All these pix come courtesy of Gunboat’s CEO, Peter Johnstone, who posted them today to his Facebook page. Johnstone, much to his credit, has not been shy about sharing information on the boat and what happened to it. And no, this is not the first time Rainmaker has been sighted since she was dismasted and abandoned five months ago. But it is the first time, as far as I know, that photos of her adrift have been released to the public.
According to Johnstone’s post, the hull was sighted yesterday at 35°36.28′ North, 062°17.18′ West by Capt. Reinhard Peer aboard the container ship Chicago Express.

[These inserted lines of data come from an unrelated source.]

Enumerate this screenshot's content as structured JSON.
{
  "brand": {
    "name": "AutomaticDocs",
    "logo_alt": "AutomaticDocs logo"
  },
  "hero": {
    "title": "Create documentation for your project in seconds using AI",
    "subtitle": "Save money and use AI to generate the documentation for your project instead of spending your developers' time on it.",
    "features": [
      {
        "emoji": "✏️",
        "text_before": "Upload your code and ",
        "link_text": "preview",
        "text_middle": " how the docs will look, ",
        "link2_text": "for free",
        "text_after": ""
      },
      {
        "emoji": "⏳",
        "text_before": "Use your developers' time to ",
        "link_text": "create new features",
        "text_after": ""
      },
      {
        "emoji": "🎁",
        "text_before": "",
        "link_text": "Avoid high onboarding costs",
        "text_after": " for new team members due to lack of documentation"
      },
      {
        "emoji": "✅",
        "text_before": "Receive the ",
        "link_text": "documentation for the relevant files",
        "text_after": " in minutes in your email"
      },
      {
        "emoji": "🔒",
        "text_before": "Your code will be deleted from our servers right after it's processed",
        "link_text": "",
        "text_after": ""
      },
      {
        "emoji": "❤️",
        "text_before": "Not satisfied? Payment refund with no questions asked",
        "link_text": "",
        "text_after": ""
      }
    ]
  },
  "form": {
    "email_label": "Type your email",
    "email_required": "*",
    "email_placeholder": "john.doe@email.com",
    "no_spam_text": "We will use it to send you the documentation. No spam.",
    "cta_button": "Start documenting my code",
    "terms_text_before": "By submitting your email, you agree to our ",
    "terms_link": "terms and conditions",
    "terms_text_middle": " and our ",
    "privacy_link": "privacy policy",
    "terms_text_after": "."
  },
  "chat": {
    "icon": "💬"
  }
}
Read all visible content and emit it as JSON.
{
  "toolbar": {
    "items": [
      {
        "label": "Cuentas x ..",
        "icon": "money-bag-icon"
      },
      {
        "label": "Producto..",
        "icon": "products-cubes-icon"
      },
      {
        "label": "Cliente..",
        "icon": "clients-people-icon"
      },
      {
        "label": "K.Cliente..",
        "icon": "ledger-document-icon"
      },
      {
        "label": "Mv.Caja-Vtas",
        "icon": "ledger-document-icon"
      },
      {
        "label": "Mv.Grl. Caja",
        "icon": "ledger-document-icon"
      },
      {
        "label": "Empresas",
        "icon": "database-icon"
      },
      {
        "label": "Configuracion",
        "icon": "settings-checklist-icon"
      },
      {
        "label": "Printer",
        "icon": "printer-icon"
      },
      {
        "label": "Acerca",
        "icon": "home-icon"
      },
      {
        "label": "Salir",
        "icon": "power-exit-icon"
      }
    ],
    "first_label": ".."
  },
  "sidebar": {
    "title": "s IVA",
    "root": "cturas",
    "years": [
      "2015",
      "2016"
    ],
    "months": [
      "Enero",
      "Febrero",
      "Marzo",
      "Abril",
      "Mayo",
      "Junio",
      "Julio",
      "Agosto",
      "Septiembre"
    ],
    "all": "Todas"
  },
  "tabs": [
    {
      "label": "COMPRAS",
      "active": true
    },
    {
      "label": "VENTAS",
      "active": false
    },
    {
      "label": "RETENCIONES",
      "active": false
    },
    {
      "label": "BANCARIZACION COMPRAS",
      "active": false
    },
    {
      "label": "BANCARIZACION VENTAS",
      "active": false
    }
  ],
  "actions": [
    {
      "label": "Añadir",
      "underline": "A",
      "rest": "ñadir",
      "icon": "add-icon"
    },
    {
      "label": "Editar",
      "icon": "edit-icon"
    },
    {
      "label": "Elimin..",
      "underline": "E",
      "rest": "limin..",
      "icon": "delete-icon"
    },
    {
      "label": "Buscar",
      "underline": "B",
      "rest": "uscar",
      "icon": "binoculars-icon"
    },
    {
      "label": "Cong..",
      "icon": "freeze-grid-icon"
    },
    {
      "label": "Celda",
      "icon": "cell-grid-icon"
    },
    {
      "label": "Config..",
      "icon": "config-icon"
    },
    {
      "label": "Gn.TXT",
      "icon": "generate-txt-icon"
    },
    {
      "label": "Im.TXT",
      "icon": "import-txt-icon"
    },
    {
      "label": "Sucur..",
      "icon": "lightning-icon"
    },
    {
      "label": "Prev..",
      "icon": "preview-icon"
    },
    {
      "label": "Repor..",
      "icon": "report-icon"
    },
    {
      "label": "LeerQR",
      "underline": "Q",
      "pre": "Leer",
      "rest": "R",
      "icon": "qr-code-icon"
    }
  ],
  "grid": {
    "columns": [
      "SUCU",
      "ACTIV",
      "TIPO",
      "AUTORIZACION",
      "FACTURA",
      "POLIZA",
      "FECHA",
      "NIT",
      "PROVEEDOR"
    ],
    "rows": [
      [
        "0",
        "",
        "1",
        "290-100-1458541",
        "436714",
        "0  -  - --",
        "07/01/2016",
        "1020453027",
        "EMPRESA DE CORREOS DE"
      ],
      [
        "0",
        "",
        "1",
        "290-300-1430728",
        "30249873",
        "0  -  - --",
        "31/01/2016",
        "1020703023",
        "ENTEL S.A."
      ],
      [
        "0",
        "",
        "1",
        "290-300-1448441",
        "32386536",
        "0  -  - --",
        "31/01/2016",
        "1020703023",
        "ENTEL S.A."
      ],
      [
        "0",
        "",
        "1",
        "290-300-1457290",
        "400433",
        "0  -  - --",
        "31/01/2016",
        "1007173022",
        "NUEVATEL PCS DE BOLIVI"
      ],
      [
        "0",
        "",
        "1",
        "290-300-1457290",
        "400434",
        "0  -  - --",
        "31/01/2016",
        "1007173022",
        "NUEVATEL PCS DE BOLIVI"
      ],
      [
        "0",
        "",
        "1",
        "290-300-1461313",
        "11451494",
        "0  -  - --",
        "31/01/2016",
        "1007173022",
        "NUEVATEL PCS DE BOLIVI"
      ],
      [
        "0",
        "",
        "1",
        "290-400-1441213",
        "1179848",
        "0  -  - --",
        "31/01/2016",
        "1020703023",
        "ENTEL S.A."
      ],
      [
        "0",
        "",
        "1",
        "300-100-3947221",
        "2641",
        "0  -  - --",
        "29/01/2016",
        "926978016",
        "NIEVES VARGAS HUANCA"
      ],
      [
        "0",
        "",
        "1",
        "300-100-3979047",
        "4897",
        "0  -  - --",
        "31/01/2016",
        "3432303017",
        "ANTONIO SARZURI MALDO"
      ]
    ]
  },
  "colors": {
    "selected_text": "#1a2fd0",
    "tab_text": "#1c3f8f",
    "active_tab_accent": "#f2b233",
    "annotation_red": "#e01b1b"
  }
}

This position, as you can see, is well east of Bermuda, which may mean the boat is moving fairly easily in the Gulf Stream current. One D.M. Walsh, in a comment to my previous post on Rainmaker, reported seeing her on about May 25 as he entered the Gulf Stream en route from the Virgin Islands to Massachusetts. He declined to provide a location, but presumably he was west of Bermuda at the time.
Johnstone is eager to recover Rainmaker and fix her up, so don’t be shy about grabbing her if you see her. You’ll see all her superstructure has been swept away, but the hull, a very expensive piece of carbon fiber, is perfectly intact. It obviously is pretty buoyant.
By comparison, Be Good Too, the catamaran I abandoned eighteen months ago, hull no. 1 of the Alpha 42 line, has never been seen again. I was fairly confident at the time that she would sink, as she was taking on so much water in so many places. Also, her hull was not fully cored like Rainmaker‘s, but was solid below the waterline. And she was glass, not carbon.
All the night sailing I’ve done…this is the sort of obstacle I’d hate to encounter at 6-8 kts in the dark. Certainly hope someone removes it as a hazard.
I’m with you Capt Bill- I hope this floating disaster waiting to happen will be tracked and sunk!
If you break it up you will have a greater chance of hitting the floating pieces. You cant sink it
Fantastic Photos. Very interesting how the deckhouse is swept clean. I’d love to see how it broke off.
Whoever goes after her….godspeed!
She needs to be scuttled before she becomes a hazard to other sailors, like Captain Bill said it is not something you want to collide with in the dead of night, it could easily cost someone their life, the best thing to do is call out the Coast Guard and one of their gun boats and put a few well placed rounds through the superstructure and sink her now before it is too late.
There is so much stuff floating around, this is in the noise. There isn’t a navy big enough to sink what’s out there. Give it a break.
I agree with sabreena and dave et al that this hull obviously poses a risk to other yachts. But compared to the thousands of containers drifting around out there, it is a relatively minor one. Hit a steel container and you’ll likely sink. Hit this foam-cored carbon hull and you will suffer some damage, but you hopefully won’t sink. Offhand I can’t think of any reported instance of a yacht hitting an abandoned yacht. Not that it can’t happen, but the chances are very small. Much better to complain about the containers out there than this poor hulk.
Well I looked at the photos taken before the loss and now better understand that the boat was more of a daysailer than cruiser even though there there were plenty of quarters etc. in the hulls.. It doesn’t look like the deckhouse was meant for heavy weather…. so of course the deckhouse is gone. Silly me. I guess I’m a bit slow. I’m not saying the design is an unacceptable risk for a well sailed boat….. just saying that when abandoned for 5 months, I shouldn’t expect to see the deckhouse.
If the boat is already full of water, how will putting holes in her make her sink?